The business reality of the digital age is that time and speed in business have evolved beyond the tactical to emphasize a more strategic and holistic view that challenges conventional thinking, transforms customer experiences and disrupts long-established value chains. Armed with a deep understanding of emerging and maturing technologies and the ability to apply them in imaginative ways to drive disruptive innovation, directors and management must continuously rethink the organization’s business model and its role in the value chain.
Questions for executive management and the board of directors
Following are some suggested questions that senior executives and their boards may consider, based on the risks inherent in the organization’s operations:
- Are the CEO and board aligned in setting the tone for speed through actions and words that emphasize the importance of staying close to the customer, keeping an eye on relevant market trends, organizing for speed and embracing change? Do the C-suite and board agendas allocate sufficient time to discussing the company’s innovation strategy and culture? Is this dialogue supported with appropriate innovation-related metrics that summarize the results the strategy is delivering, actual versus expected return on investment, and the effectiveness of the company’s innovation culture and capabilities?
- Are senior leaders and the board satisfied that their organization is capable of challenging conventional thinking and disrupting long-standing ways of working that are obstacles to improving the customer experience?

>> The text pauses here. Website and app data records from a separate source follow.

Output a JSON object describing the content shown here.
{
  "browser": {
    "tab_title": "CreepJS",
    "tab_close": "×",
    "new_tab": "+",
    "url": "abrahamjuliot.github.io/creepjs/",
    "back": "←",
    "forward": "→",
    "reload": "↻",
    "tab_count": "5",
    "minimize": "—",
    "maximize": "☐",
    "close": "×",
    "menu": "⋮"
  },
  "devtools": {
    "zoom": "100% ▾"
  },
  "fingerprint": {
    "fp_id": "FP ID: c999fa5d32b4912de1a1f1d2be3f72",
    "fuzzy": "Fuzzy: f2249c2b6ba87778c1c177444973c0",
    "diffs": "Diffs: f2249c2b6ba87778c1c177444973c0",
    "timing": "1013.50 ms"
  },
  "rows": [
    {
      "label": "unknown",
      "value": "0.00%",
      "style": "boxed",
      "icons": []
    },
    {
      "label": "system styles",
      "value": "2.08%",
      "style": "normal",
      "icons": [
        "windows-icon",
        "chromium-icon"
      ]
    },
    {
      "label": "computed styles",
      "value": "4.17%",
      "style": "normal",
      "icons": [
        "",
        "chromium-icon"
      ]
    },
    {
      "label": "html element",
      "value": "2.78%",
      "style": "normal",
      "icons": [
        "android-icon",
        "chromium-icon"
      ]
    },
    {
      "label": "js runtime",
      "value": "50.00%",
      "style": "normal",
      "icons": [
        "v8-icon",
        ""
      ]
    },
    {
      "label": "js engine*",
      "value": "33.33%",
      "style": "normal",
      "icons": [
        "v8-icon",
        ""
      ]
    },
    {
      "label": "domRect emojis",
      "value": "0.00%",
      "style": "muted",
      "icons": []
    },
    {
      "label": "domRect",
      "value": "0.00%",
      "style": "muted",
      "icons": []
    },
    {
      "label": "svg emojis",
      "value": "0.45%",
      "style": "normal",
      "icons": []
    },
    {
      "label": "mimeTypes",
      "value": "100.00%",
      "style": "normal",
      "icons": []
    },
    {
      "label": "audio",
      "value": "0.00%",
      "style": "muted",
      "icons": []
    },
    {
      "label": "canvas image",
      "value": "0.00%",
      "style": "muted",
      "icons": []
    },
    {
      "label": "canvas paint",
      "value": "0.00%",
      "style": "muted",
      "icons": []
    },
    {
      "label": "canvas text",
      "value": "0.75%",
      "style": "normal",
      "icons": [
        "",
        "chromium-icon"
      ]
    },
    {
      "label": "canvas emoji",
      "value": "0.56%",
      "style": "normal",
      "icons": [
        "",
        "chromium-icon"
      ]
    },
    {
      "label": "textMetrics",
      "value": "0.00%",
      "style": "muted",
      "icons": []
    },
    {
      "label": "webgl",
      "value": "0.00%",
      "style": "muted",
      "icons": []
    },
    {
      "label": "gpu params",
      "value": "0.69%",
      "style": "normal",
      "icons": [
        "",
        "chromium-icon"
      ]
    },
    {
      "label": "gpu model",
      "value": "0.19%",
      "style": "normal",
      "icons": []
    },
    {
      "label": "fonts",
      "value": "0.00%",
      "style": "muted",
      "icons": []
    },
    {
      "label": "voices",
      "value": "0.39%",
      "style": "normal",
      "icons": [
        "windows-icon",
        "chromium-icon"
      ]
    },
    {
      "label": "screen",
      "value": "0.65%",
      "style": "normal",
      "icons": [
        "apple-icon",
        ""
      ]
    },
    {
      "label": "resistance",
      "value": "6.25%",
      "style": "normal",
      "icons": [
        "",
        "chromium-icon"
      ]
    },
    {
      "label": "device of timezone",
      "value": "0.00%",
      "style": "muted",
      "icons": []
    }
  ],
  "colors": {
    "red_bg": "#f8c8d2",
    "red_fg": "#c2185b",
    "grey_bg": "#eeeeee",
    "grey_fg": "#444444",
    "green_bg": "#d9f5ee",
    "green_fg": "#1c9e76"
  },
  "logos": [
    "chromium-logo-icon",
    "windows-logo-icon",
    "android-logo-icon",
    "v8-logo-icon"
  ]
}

Is the company recognizing market opportunities and emerging risks at speed and addressing them with timely adjustments to its strategy, infrastructure and front-line processes?
- Does the organization have a deep understanding of digital business concepts, building digital ecosystems and the potential of digital hyperscaling platforms that facilitate growth? Is the company driving innovation in its industry and investing in data, advanced data analytics and technology to enable continuous improvement?
- Do management and the board have access to regular reports of intelligence regarding changes in competitors, customers, suppliers, new technologies, regulatory requirements and other relevant external forces? Is the velocity of the organization’s decision-making in responding to market trends sufficient to drive improvements to customer-facing processes at market speed?